Indie films vary from the popular blockbusters that fill our local cinemas in that tiny production firms and individual financiers often obtain their budgets. Although many may debate which art form is superior, both major blockbusters and smaller independent films have their advantages. Indie films may lack the spectacular special effects of the Marvel or the "Fast and Furious" franchise, whose recent film, "Fast X," reportedly had a $300 million budget. Still, they have an opportunity to focus on appealing to a niche audience through unconventional subject matter and inventive storytelling.
Many of today's stars began their careers in indie films. While many of them have since shifted to mainstream cinema and never looked back, others still have the desire to revisit their beginnings, try something new, and demonstrate their flexibility as an actor. Here are four actors who have succeeded in both major blockbuster movies and indie films.

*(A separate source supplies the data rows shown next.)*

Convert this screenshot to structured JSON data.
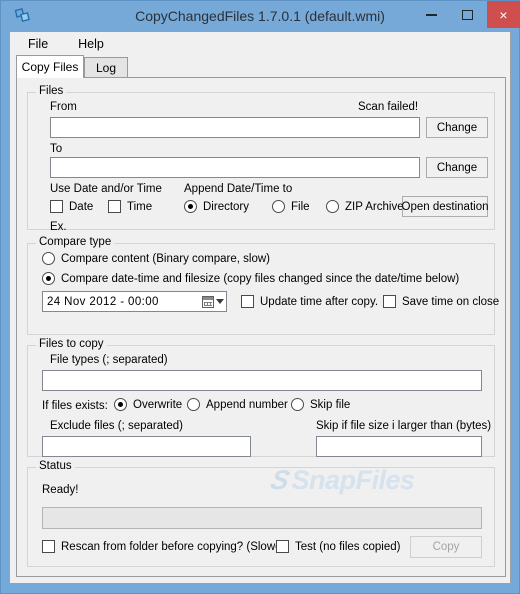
{
  "window": {
    "title": "CopyChangedFiles 1.7.0.1 (default.wmi)",
    "app_icon": "copy-files-icon",
    "titlebar_color": "#76a9d8",
    "close_button_color": "#cf4e4e",
    "controls": {
      "minimize": "minimize-icon",
      "maximize": "maximize-icon",
      "close": "×"
    }
  },
  "menubar": {
    "items": [
      {
        "label": "File"
      },
      {
        "label": "Help"
      }
    ]
  },
  "tabs": [
    {
      "label": "Copy Files",
      "selected": true
    },
    {
      "label": "Log",
      "selected": false
    }
  ],
  "files_group": {
    "title": "Files",
    "from_label": "From",
    "from_value": "",
    "scan_status": "Scan failed!",
    "from_change_button": "Change",
    "to_label": "To",
    "to_value": "",
    "to_change_button": "Change",
    "use_date_time_label": "Use Date and/or Time",
    "date_checkbox": {
      "label": "Date",
      "checked": false
    },
    "time_checkbox": {
      "label": "Time",
      "checked": false
    },
    "append_label": "Append Date/Time to",
    "append_options": [
      {
        "label": "Directory",
        "selected": true
      },
      {
        "label": "File",
        "selected": false
      },
      {
        "label": "ZIP Archive",
        "selected": false
      }
    ],
    "open_destination_button": "Open destination",
    "example_label": "Ex.",
    "example_value": ""
  },
  "compare_group": {
    "title": "Compare type",
    "options": [
      {
        "label": "Compare content (Binary compare, slow)",
        "selected": false
      },
      {
        "label": "Compare date-time and filesize (copy files changed since the date/time below)",
        "selected": true
      }
    ],
    "datetime_value": "24  Nov  2012  -  00:00",
    "calendar_icon": "calendar-icon",
    "dropdown_icon": "chevron-down-icon",
    "update_time_checkbox": {
      "label": "Update time after copy.",
      "checked": false
    },
    "save_time_checkbox": {
      "label": "Save time on close",
      "checked": false
    }
  },
  "copy_group": {
    "title": "Files to copy",
    "file_types_label": "File types (; separated)",
    "file_types_value": "",
    "if_exists_label": "If files exists:",
    "if_exists_options": [
      {
        "label": "Overwrite",
        "selected": true
      },
      {
        "label": "Append number",
        "selected": false
      },
      {
        "label": "Skip file",
        "selected": false
      }
    ],
    "exclude_label": "Exclude files (; separated)",
    "exclude_value": "",
    "skip_size_label": "Skip if file size i larger than (bytes)",
    "skip_size_value": ""
  },
  "status_group": {
    "title": "Status",
    "status_text": "Ready!",
    "progress_percent": 0,
    "rescan_checkbox": {
      "label": "Rescan from folder before copying? (Slower)",
      "checked": false
    },
    "test_checkbox": {
      "label": "Test (no files copied)",
      "checked": false
    },
    "copy_button": {
      "label": "Copy",
      "enabled": false
    }
  },
  "watermark": {
    "mark": "S",
    "text": "SnapFiles"
  }
}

Scarlett Johansson (Lost in Translation, 2003)
Scarlett Johansson began her acting career by enrolling in Lee Strasberg's acting workshops. Charlotte, in the 2003 independent film "Lost in Translation," was one of her first roles.
The film was about a neglected young woman (Johansson) and an aging movie star (Bill Murray) who forged an improbable friendship after meeting in Tokyo. Scarlett Johansson received the BAFTA for Best Actress in a Leading Role and the Boston Society of Film Critics Award for Best Actress for her performance.
Oscar Isaac in “The Card Counter” (2021)
Early in the 2010s, Isaac's breakthrough films were "Drive" and "Inside Llewyn Davis." Since then, he has been in blockbuster series like "Star Wars," "Dune," and the Marvel Cinematic Universe's "Moon Knight." The New York Times named him fourteenth among the twenty-five finest performers of this century in 2020. Even if he can write his own ticket, he continues to flex his acting abilities in smaller films such as Paul Schrader's heady and addictive "The Card Counter." Isaac is the epitome of a celebrity who refuses to set boundaries for himself.
John Travolta in "Pulp Fiction" (1994)
Before Quentin Tarantino cast him as Vincent Vega in his magnum work, John Travolta was more recognized for disco dancing and the hand jive than as a serious actor. Produced for about $8 million and produced by the Weinsteins, the film won the Academy Award for Best Original Screenplay and inspired decades of terrible Halloween costumes.
Christian Bale in Batman Begins (2005)
Given his Oscar and comic book fanbases, it's easy to overlook Christian Bale's highly acclaimed independent background. Before Christopher Nolan and Bruce Wayne came calling, his biggest roles were as a psychotic serial killer/music lover/businessman in "American Psycho" and as Trevor Reznik in "The Machinist," for which he maintained a weight of 120 pounds.
In 2005's "Batman Begins," he regained all that weight and more to suit the physique of the muscular vigilante Batman. This film catapulted Christian Bale to superstardom and started one of the most acclaimed film franchises ever.